The savings rates in the US and the UK are dropping, and economists are trying to figure out what that means.
When the US government released its annual revisions to economic growth last week, it made sharp downward revisions to the personal saving rate. Savings as a share of disposable income was 4.9% last year, not 5.7% as earlier calculated, the Bureau of Economic Analysis said.
The update showed that incomes were less than previously reported, while consumption was higher.
Albert Edwards, a Societe Generale strategist and permabear, published the doomsday interpretation of this data in a note on Thursday. For Edwards, it’s the eve of the financial crisis all over again.
“Every day more evidence mounts that almost exactly the same debt excesses that caused The Global Financial Crisis (GFC) in 2008, are present today,” he said.

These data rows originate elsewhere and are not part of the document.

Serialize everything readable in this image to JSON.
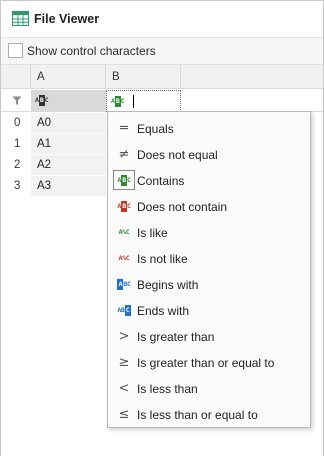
{
  "window": {
    "title": "File Viewer"
  },
  "toolbar": {
    "show_control_characters_label": "Show control characters",
    "show_control_characters_checked": false
  },
  "grid": {
    "columns": [
      "A",
      "B"
    ],
    "rows": [
      {
        "index": "0",
        "a": "A0"
      },
      {
        "index": "1",
        "a": "A1"
      },
      {
        "index": "2",
        "a": "A2"
      },
      {
        "index": "3",
        "a": "A3"
      }
    ],
    "filter": {
      "column_a_operator": "contains",
      "column_b_operator": "contains",
      "column_b_value": ""
    }
  },
  "menu": {
    "items": [
      {
        "label": "Equals",
        "icon": "equals-icon"
      },
      {
        "label": "Does not equal",
        "icon": "not-equal-icon"
      },
      {
        "label": "Contains",
        "icon": "contains-icon",
        "selected": true
      },
      {
        "label": "Does not contain",
        "icon": "does-not-contain-icon"
      },
      {
        "label": "Is like",
        "icon": "is-like-icon"
      },
      {
        "label": "Is not like",
        "icon": "is-not-like-icon"
      },
      {
        "label": "Begins with",
        "icon": "begins-with-icon"
      },
      {
        "label": "Ends with",
        "icon": "ends-with-icon"
      },
      {
        "label": "Is greater than",
        "icon": "greater-than-icon"
      },
      {
        "label": "Is greater than or equal to",
        "icon": "greater-equal-icon"
      },
      {
        "label": "Is less than",
        "icon": "less-than-icon"
      },
      {
        "label": "Is less than or equal to",
        "icon": "less-equal-icon"
      }
    ]
  },
  "colors": {
    "green": "#2e8b2e",
    "red": "#c0392b",
    "blue": "#1e6fc8",
    "dark": "#333333",
    "grid_icon": "#2a9d6a"
  }
}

Slumping savings rates in the US and the UK were last seen in 2007, “just before the bursting debt bubble blew the global economy and financial system to smithereens.”